Copy every line in the records below that contains the word "JSON".
※ ※ ※
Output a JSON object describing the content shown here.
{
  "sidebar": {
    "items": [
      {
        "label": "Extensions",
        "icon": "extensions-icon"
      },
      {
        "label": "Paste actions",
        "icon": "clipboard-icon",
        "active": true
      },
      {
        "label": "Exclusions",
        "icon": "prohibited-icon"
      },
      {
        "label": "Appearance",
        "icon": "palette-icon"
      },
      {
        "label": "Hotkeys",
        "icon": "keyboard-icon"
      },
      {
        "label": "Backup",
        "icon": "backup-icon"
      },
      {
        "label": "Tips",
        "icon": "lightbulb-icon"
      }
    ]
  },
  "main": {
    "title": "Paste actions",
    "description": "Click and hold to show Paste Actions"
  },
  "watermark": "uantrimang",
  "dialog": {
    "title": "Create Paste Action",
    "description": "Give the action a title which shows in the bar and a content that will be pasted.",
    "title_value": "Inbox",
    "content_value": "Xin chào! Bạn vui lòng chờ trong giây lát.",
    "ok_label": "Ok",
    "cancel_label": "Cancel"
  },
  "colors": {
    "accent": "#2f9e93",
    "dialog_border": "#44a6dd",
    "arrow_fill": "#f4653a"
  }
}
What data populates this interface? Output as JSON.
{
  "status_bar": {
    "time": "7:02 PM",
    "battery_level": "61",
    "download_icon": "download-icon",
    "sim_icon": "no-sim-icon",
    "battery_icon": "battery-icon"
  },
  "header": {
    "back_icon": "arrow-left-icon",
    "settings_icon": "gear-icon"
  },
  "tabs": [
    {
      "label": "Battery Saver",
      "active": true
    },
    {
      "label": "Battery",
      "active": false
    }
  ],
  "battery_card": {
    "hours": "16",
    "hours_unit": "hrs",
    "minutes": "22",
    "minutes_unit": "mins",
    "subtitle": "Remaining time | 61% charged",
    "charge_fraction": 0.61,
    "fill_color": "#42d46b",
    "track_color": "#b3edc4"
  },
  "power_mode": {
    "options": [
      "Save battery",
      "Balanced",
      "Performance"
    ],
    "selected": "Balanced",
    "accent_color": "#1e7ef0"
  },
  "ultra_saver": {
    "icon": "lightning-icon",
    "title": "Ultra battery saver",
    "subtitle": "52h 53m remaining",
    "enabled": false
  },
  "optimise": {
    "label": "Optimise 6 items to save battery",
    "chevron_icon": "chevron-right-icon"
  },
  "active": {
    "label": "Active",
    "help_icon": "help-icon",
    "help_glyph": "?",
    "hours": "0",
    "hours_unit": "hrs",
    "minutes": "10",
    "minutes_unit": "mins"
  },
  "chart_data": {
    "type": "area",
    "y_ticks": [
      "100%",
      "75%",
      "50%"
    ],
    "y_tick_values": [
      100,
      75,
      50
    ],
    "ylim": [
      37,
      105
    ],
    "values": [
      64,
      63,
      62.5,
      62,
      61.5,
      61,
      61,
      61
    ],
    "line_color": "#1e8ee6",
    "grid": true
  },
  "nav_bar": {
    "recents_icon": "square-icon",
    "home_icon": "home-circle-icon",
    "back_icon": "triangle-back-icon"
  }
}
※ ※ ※
ANSWER SPACE —
Output a JSON object describing the content shown here.
What data populates this interface? Output as JSON.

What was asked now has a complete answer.